__What you will do__
For every line of the material below, check for the string "user" and return the line if it is there.

────────────────────

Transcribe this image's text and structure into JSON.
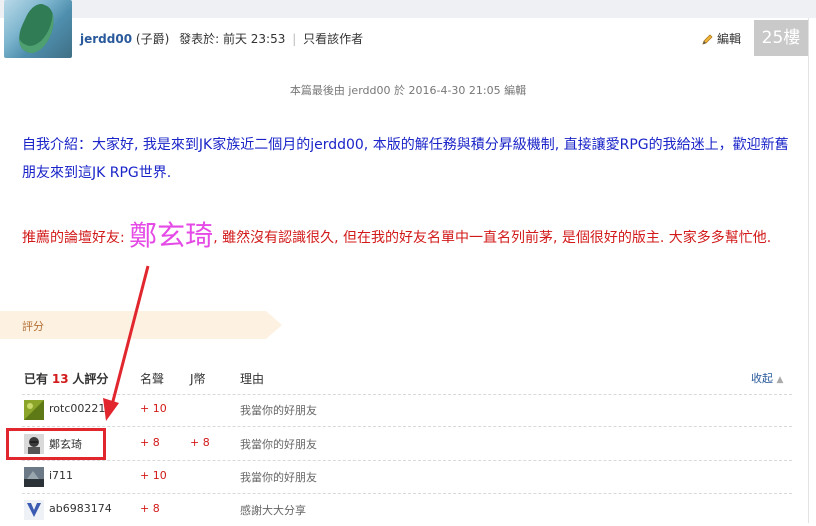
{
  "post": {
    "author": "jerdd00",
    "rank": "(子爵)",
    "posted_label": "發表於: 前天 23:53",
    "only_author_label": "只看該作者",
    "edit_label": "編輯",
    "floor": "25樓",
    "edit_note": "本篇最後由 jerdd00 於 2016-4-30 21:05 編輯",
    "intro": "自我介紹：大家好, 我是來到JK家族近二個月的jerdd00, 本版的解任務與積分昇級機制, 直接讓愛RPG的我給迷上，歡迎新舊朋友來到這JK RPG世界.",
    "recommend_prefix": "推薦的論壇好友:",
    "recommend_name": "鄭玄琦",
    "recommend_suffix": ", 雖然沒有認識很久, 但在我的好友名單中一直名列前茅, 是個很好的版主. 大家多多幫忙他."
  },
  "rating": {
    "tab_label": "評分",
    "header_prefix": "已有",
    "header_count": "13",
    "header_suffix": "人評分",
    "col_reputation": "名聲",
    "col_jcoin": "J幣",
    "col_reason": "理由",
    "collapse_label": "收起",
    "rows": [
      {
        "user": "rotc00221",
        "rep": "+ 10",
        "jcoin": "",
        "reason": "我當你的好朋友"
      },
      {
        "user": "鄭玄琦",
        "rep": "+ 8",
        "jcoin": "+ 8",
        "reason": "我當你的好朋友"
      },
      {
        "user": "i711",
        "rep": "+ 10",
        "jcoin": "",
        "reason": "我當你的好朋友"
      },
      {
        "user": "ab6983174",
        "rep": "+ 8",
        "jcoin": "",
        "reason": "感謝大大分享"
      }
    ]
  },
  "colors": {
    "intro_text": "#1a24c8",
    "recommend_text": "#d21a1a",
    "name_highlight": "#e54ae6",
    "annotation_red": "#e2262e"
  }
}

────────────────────

__Written reply__
        "user": "rotc00221",
        "user": "鄭玄琦",
        "user": "i711",
        "user": "ab6983174",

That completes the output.